### Task objective
Copy out every line of the data that has the word "chevron" somewhere in it.
Top of Data for this exercise
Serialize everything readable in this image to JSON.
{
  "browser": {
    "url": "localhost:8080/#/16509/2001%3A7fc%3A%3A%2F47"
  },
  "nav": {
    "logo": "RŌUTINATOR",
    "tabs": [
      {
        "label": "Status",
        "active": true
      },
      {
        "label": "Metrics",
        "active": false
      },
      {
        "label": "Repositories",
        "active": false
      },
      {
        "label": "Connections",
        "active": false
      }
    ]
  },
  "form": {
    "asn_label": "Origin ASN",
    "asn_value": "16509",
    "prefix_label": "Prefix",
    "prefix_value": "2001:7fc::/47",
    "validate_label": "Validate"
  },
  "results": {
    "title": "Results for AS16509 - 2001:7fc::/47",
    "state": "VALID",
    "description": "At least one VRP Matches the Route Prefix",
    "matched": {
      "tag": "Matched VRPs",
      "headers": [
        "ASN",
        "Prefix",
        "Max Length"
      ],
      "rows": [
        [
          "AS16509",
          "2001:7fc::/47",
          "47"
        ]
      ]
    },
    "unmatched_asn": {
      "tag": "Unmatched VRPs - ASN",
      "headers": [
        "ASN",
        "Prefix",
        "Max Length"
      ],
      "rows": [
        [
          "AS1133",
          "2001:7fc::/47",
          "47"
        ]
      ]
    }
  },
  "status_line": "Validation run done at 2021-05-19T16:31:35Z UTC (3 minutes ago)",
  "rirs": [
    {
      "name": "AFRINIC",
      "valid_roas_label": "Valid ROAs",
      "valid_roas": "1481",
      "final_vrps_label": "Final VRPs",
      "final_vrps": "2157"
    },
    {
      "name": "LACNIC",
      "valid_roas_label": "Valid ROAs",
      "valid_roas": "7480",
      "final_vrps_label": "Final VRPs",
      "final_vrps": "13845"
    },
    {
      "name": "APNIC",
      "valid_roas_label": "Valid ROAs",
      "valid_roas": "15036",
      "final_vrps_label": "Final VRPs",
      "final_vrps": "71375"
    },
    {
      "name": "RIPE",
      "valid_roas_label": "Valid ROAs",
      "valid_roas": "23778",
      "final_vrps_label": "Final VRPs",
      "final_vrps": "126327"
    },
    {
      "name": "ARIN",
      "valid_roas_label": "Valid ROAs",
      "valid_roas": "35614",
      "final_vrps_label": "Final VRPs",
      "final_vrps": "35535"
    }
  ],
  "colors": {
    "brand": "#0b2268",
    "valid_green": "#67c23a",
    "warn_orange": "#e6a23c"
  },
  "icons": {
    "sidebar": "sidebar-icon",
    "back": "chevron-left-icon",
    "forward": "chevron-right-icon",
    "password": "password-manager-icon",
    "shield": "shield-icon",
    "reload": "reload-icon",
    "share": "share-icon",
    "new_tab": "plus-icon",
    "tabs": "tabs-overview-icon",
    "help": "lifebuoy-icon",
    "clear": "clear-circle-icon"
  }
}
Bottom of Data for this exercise
### Your response
    "back": "chevron-left-icon",
    "forward": "chevron-right-icon",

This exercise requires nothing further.